Any changes in healthcare practice, including the introduction of tests, often requires consideration of their value. Clinical utility is a broad term that is used to denote this usefulness or value in clinical practice, but there is no singular or agreed definition.
Evidence of clinical utility is a key requirement of healthcare evaluation frameworks, however, demonstrating this is not straightforward.
Clinical utility is an elastic concept. It is a term used to describe the value or utility of a novel technology or practice. For some, it is a (relatively)straightforward assessment of whether a technology affects treatment option.
For others utility goes beyond strictly clinical questions to include practical concerns such as organisational issues, implementation feasibility and cost-effectiveness analysis.
Stretching the definition further, the broadest definitions include more values-based considerations such as ethical and social implications or simply desirability.
Broader interpretations of what exactly constitutes clinical utility creates problems for assessment.
For example, the concept of personal utility is used in healthcare to describe value for individuals beyond the directly health-related. Personal utility could include convenience or access to information to help in planning for the future.

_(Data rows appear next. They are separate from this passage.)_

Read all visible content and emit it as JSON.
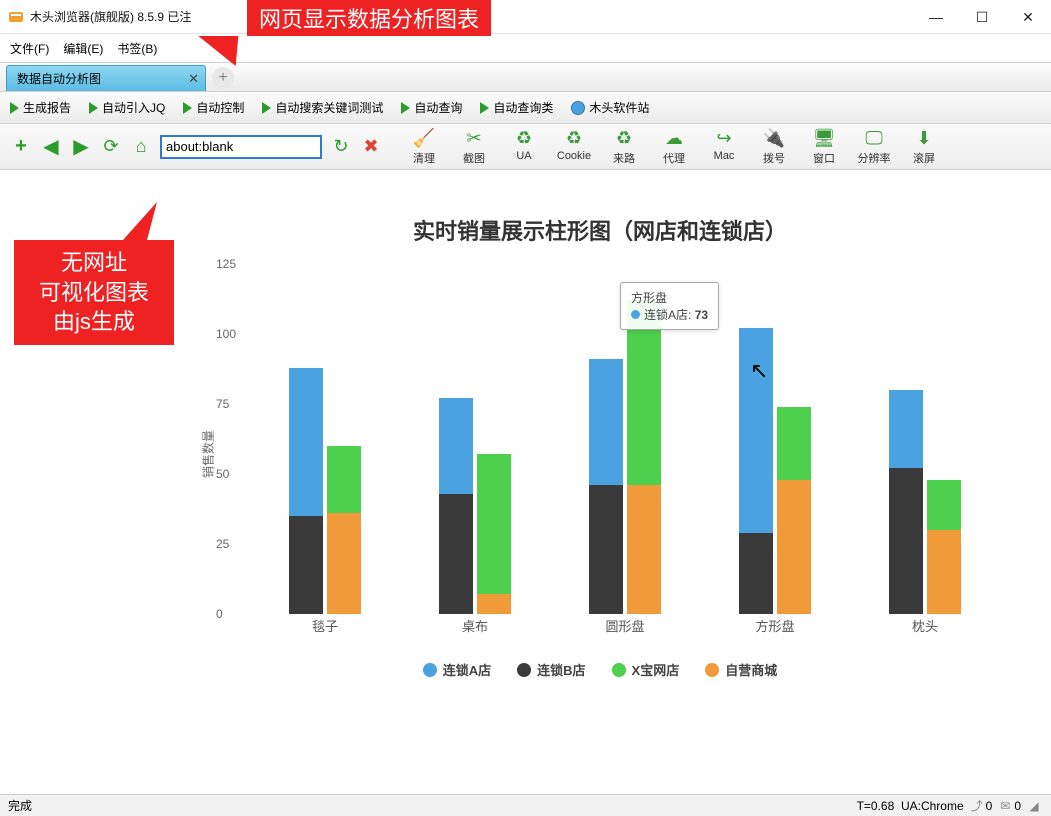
{
  "window": {
    "title": "木头浏览器(旗舰版) 8.5.9  已注"
  },
  "callouts": {
    "top": "网页显示数据分析图表",
    "left": "无网址\n可视化图表\n由js生成"
  },
  "menubar": [
    "文件(F)",
    "编辑(E)",
    "书签(B)"
  ],
  "tabs": {
    "active": "数据自动分析图"
  },
  "actionbar": {
    "items": [
      "生成报告",
      "自动引入JQ",
      "自动控制",
      "自动搜索关键词测试",
      "自动查询",
      "自动查询类"
    ],
    "site": "木头软件站"
  },
  "nav": {
    "url": "about:blank"
  },
  "toolbar": {
    "items": [
      {
        "id": "clean",
        "label": "清理",
        "icon": "🧹"
      },
      {
        "id": "shot",
        "label": "截图",
        "icon": "✂"
      },
      {
        "id": "ua",
        "label": "UA",
        "icon": "♻"
      },
      {
        "id": "cookie",
        "label": "Cookie",
        "icon": "♻"
      },
      {
        "id": "source",
        "label": "来路",
        "icon": "♻"
      },
      {
        "id": "proxy",
        "label": "代理",
        "icon": "☁"
      },
      {
        "id": "mac",
        "label": "Mac",
        "icon": "↪"
      },
      {
        "id": "dial",
        "label": "拨号",
        "icon": "🔌"
      },
      {
        "id": "window",
        "label": "窗口",
        "icon": "🖥"
      },
      {
        "id": "res",
        "label": "分辨率",
        "icon": "🖵"
      },
      {
        "id": "scroll",
        "label": "滚屏",
        "icon": "⬇"
      }
    ]
  },
  "status": {
    "left": "完成",
    "t": "T=0.68",
    "ua": "UA:Chrome",
    "c1": "0",
    "c2": "0"
  },
  "chart_data": {
    "type": "bar",
    "title": "实时销量展示柱形图（网店和连锁店）",
    "ylabel": "销售数量",
    "ylim": [
      0,
      125
    ],
    "yticks": [
      0,
      25,
      50,
      75,
      100,
      125
    ],
    "categories": [
      "毯子",
      "桌布",
      "圆形盘",
      "方形盘",
      "枕头"
    ],
    "series": [
      {
        "name": "连锁A店",
        "color": "#4aa3e0",
        "values": [
          88,
          77,
          91,
          102,
          80
        ]
      },
      {
        "name": "连锁B店",
        "color": "#3a3a3a",
        "values": [
          35,
          43,
          46,
          29,
          52
        ]
      },
      {
        "name": "X宝网店",
        "color": "#4dd04d",
        "values": [
          60,
          57,
          112,
          74,
          48
        ]
      },
      {
        "name": "自营商城",
        "color": "#f09a3a",
        "values": [
          36,
          7,
          46,
          48,
          30
        ]
      }
    ],
    "tooltip": {
      "category": "方形盘",
      "series": "连锁A店",
      "value": 73,
      "color": "#4aa3e0"
    }
  }
}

Some argue this is an important component of clinical utility, others see the two concepts as complementary but distinct.

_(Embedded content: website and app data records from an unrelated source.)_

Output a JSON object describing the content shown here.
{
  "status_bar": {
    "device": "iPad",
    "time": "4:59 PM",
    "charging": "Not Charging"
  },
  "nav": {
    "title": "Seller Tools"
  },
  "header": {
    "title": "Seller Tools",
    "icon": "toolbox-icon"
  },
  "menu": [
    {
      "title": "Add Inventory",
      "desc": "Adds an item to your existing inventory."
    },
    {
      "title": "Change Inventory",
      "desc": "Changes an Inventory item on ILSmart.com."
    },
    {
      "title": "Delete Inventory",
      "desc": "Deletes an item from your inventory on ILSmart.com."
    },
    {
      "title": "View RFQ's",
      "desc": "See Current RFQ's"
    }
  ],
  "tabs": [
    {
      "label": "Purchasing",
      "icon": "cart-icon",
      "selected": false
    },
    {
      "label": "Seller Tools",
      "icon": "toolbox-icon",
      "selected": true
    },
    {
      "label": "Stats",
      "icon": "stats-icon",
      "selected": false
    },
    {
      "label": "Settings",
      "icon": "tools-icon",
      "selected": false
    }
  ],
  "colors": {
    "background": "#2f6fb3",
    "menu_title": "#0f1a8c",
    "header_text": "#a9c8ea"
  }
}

Inclusion of a highly subjective concept such as ‘personal utility’, can take assessors into complex areas where there are no simple answers.
The lack of agreed definition means conclusions about clinical utility are subjective and dependent on perspective. Individuals and the health system might have a shared understanding of the intended purpose of a technology, but the value they place on the information it provides and how the results might be used may differ significantly.
A test result is typically considered to have clinical value when it provides information which can be used for clinical management decisions.
Such a result might also have further psychological, social and practical implications that have relevant impacts for the patient and their family.
A fluid concept
Differing perspectives and needs lead to varied understandings as to what constitutes clinical utility and what weight should be placed on its different components. With respect to clinical implementation, decisions are likely to be influenced by a broader set of factors including other competing priorities and availability of resources.
Decision makers may place emphasis on different aspects of clinical utility, potentially leading to different conclusions. There should be clarity over what concepts and definitions are being used when making decisions around clinical utility.